Donald Trump Republican Party Place Republican Party United States Jane scientist NRA Jacob Hacker Chamber of Commerce NPR Jacob Let WBZ Clayson Jack Beatty Jacob Packer BOSTON New Haven Connecticut Steve Levitsky
"steve levitsky" Discussed on AM Joy

AM Joy

01:31 min | 3 years ago

"steve levitsky" Discussed on AM Joy

"You are concerned about this and i think it's an indication of the kind of inclinations that donald trump has and so the thing that focus on though is whether or not our institutions and the republican party particular stand up to him and there are certainly are these worrying cya specially on the side of the republican pole indeed indeed indeed masha gessen daniels zip latte steve levitsky thank you ought to essential book the all shipping reading and for more of my thoughts on this topic check out my latest column in the daily beast republican rule week 55 there is no bottom to this bottom coming up donald trump goes all in on defending abusers of women are we have an update now on our top story donald trump is doubling down on his defence of the white house aide aides who resigned this week amid allegations of abuse just moments ago trump tweeted people's lives are being shattered and destroyed by a mere allegation some are true and some are fall some are old and some are new there is no recovery for someone falsely accused life and career are gone is there no such thing any longer as due process join me now to discuss our religious freedom activist frank schaefer author of letter to lucy a manifesto creative redemption in the age of trump fascism in lies and back with me masha gessen and queen jump here frank i'll get your reaction we already saw donald trump's defense of really more saying he denied it so therefore you know there we go he said steve wynn who's been in multiple the accused of abuse of sexual harassment denied it so we have to give him a chance what do you make of the fact that he's a doubling down on his support for his former aide rapporter.
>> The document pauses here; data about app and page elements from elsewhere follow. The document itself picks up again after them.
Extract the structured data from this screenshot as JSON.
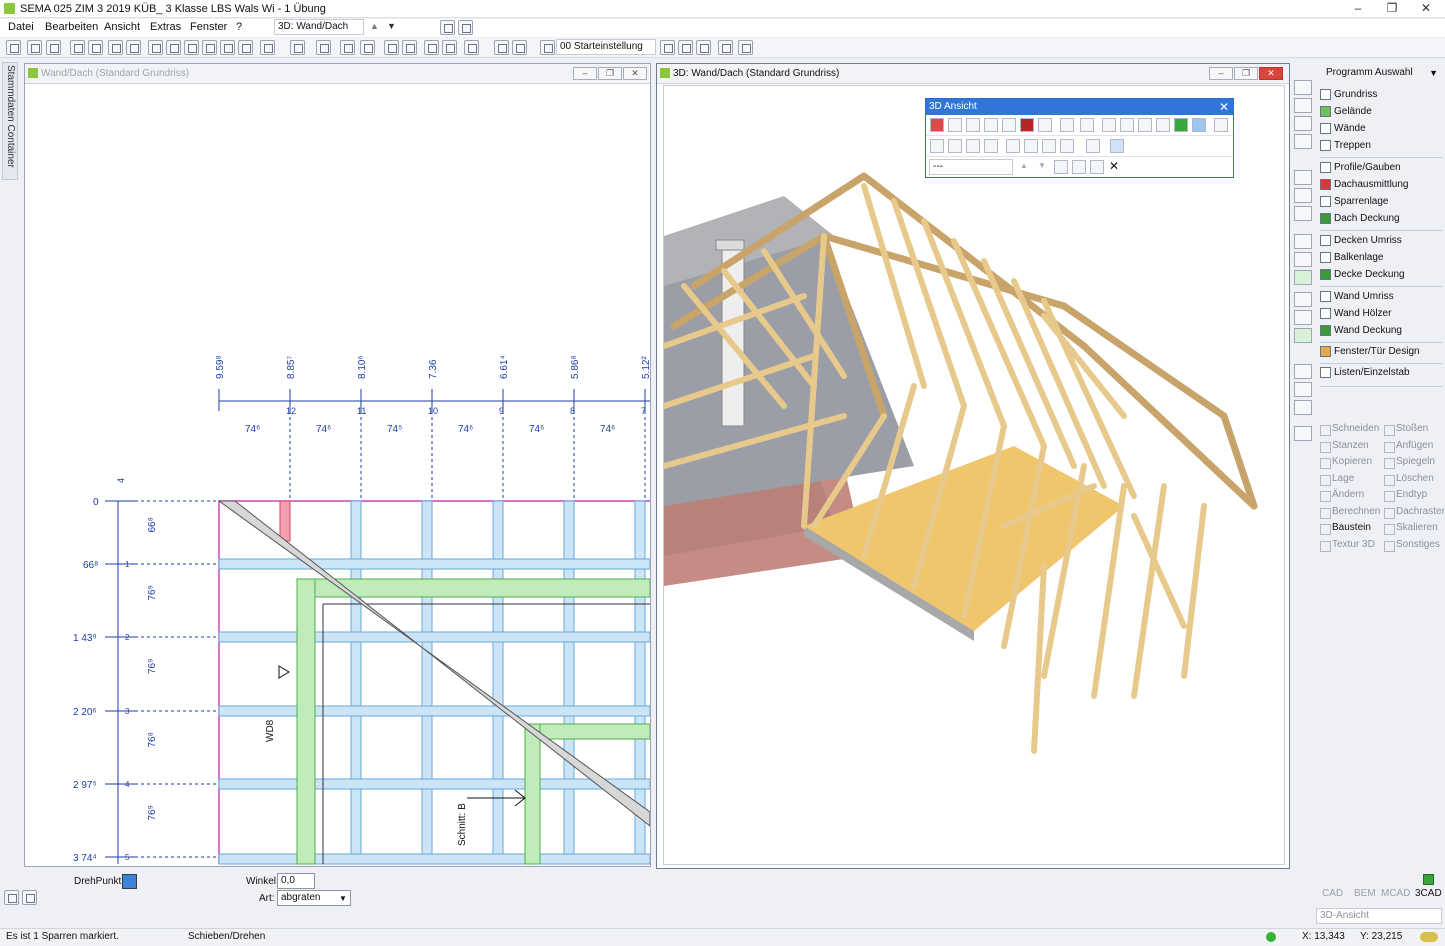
{
  "titlebar": {
    "title": "SEMA  025 ZIM 3 2019 KÜB_ 3 Klasse LBS Wals Wi - 1 Übung",
    "minimize": "–",
    "maximize": "❐",
    "close": "✕"
  },
  "menu": [
    "Datei",
    "Bearbeiten",
    "Ansicht",
    "Extras",
    "Fenster",
    "?"
  ],
  "view_select": "3D: Wand/Dach",
  "toolbar": {
    "preset_select": "00 Starteinstellung"
  },
  "left_tab": "Stammdaten Container",
  "plan_window": {
    "title": "Wand/Dach (Standard Grundriss)",
    "top_dims": [
      "9.59⁸",
      "8.85⁷",
      "8.10⁶",
      "7.36",
      "6.61⁴",
      "5.86⁸",
      "5.12²"
    ],
    "axis_labels": [
      "12",
      "11",
      "10",
      "9",
      "8",
      "7"
    ],
    "spacing": [
      "74⁶",
      "74⁶",
      "74⁵",
      "74⁶",
      "74⁶",
      "74⁶"
    ],
    "left_dims": [
      "0",
      "66⁸",
      "1 43⁹",
      "2 20⁶",
      "2 97⁵",
      "3 74⁴"
    ],
    "left_spacing": [
      "66⁸",
      "76⁹",
      "76⁹",
      "76⁸",
      "76⁹"
    ],
    "left_axis_labels": [
      "4",
      "1",
      "2",
      "3",
      "4",
      "5"
    ],
    "label_wd": "WD8",
    "label_schnitt": "Schnitt: B"
  },
  "view3d_window": {
    "title": "3D: Wand/Dach (Standard Grundriss)"
  },
  "popup3d": {
    "title": "3D Ansicht",
    "field": "---"
  },
  "right_panel": {
    "program_select": "Programm Auswahl",
    "groups": [
      [
        "Grundriss",
        "Gelände",
        "Wände",
        "Treppen"
      ],
      [
        "Profile/Gauben",
        "Dachausmittlung",
        "Sparrenlage",
        "Dach Deckung"
      ],
      [
        "Decken Umriss",
        "Balkenlage",
        "Decke Deckung"
      ],
      [
        "Wand Umriss",
        "Wand Hölzer",
        "Wand Deckung"
      ],
      [
        "Fenster/Tür Design"
      ],
      [
        "Listen/Einzelstab"
      ]
    ],
    "tools_left": [
      "Schneiden",
      "Stanzen",
      "Kopieren",
      "Lage",
      "Ändern",
      "Berechnen",
      "Baustein",
      "Textur 3D"
    ],
    "tools_right": [
      "Stoßen",
      "Anfügen",
      "Spiegeln",
      "Löschen",
      "Endtyp",
      "Dachraster",
      "Skalieren",
      "Sonstiges"
    ],
    "modules": [
      "CAD",
      "BEM",
      "MCAD",
      "3CAD"
    ],
    "view_select": "3D-Ansicht"
  },
  "bottom": {
    "drehpunkt_label": "DrehPunkt:",
    "winkel_label": "Winkel:",
    "winkel_value": "0,0",
    "art_label": "Art:",
    "art_value": "abgraten"
  },
  "status": {
    "message": "Es ist 1 Sparren markiert.",
    "mode": "Schieben/Drehen",
    "x": "X: 13,343",
    "y": "Y: 23,215"
  },
  "colors": {
    "accent": "#2f76d8",
    "wood": "#e8c98c",
    "wood_dark": "#c9a46a",
    "green": "#8fd68a",
    "blue_beam": "#a9d3f0",
    "magenta": "#c645c6"
  }
}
steve levitsky donald trump steve wynn harassment republican party white house frank schaefer lucy